Students from various Delhi schools participated in an exercise Thursday to measure the Earth's circumference on the longest day of the summer.
Organised by Science Popularisation of Communicators and Educators (SPACE), the participants took actual measurements of the shadows made by the sun to measure the circumference of the earth as done 2,300 years ago by Greek astronomer Eratosthenes.
"Thursday being the longest day and the shortest night, we measured the circumference of the earth. After today the duration of the day will be shorter and of the night will be of longer," said Pooja Kumar of SPACE.
"We are observing the angle of the sun and measuring the shadows. In general, the exact timing of the summer solstice changes from year to year," she added.
Known as Project Paridhi, the measurement activity went from 9.30 a.m till 2 p.m. at central Delhi's Jantar Mantar.

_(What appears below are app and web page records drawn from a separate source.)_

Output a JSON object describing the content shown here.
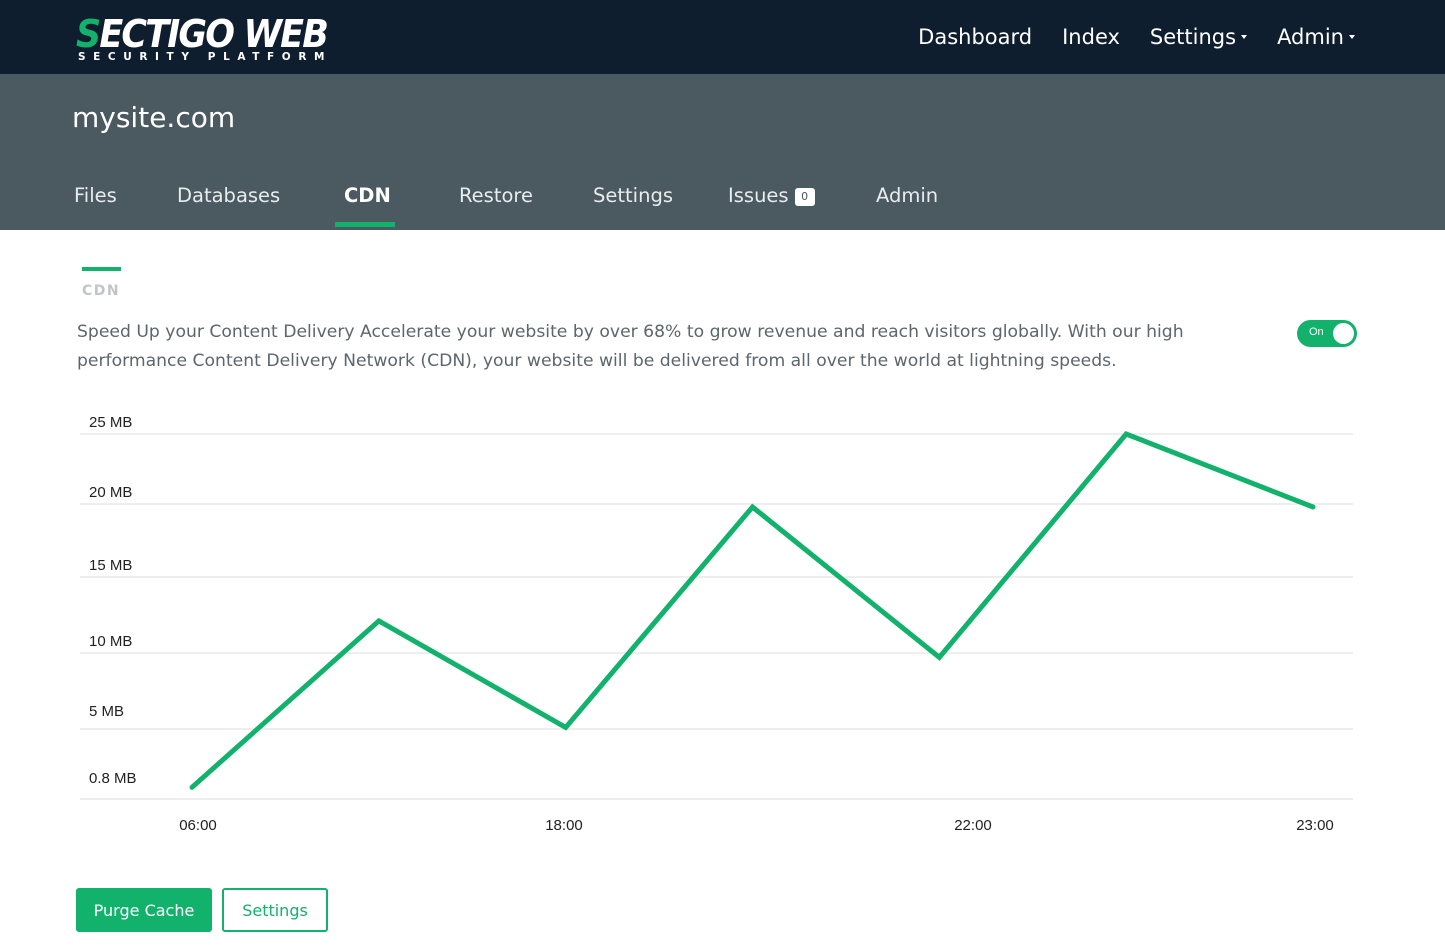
{
  "brand": {
    "logo_s": "S",
    "logo_main": "ECTIGO WEB",
    "logo_sub": "SECURITY PLATFORM",
    "accent_color": "#12b16c",
    "nav_bg": "#0f1e2e",
    "site_bar_bg": "#4b5961"
  },
  "topnav": {
    "items": [
      {
        "label": "Dashboard",
        "dropdown": false
      },
      {
        "label": "Index",
        "dropdown": false
      },
      {
        "label": "Settings",
        "dropdown": true
      },
      {
        "label": "Admin",
        "dropdown": true
      }
    ]
  },
  "site": {
    "title": "mysite.com"
  },
  "tabs": [
    {
      "label": "Files"
    },
    {
      "label": "Databases"
    },
    {
      "label": "CDN",
      "active": true
    },
    {
      "label": "Restore"
    },
    {
      "label": "Settings"
    },
    {
      "label": "Issues",
      "badge": "0"
    },
    {
      "label": "Admin"
    }
  ],
  "content": {
    "section_label": "CDN",
    "description": "Speed Up your Content Delivery Accelerate your website by over 68% to grow revenue and reach visitors globally. With our high performance Content Delivery Network (CDN), your website will be delivered from all over the world at lightning speeds.",
    "toggle": {
      "label": "On",
      "state": true
    }
  },
  "chart_data": {
    "type": "line",
    "y_tick_labels": [
      "25 MB",
      "20 MB",
      "15 MB",
      "10 MB",
      "5 MB",
      "0.8 MB"
    ],
    "x_tick_labels": [
      "06:00",
      "18:00",
      "22:00",
      "23:00"
    ],
    "series": [
      {
        "values": [
          0.8,
          12.2,
          4.9,
          20.0,
          9.7,
          25.0,
          20.0
        ],
        "color": "#12b16c"
      }
    ],
    "ylim": [
      0,
      25
    ],
    "grid": true
  },
  "actions": {
    "purge_label": "Purge Cache",
    "settings_label": "Settings"
  }
}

The project involves participants taking measurement of shadows at noon, at different places on the same longitude, such as Delhi and Bangalore.
"I am measuring the shadow of the sun through an instrument called gnomon meaning 'indicator'. It is the oldest method to measure direction, time and location by shadows," said Mehul, a student from Ryan International, Rohini.
"Using the shadow of the sun we will find out the angle of the sun. We are measuring the shadow after every 5 minutes," Mehul added.
SPACE will partner with astronomers from Kazakhstan, Nepal, Pakistan and other SAARC countries for conducting the Eratosthenes experiment.
"What we have gathered is that Thursday would be 14-hour long day. We measured the sun's shadow every 5 minutes and we will calculate the earths circumference by the formula known," said Vibhu Narayan, a student of St. Columba's school in Delhi.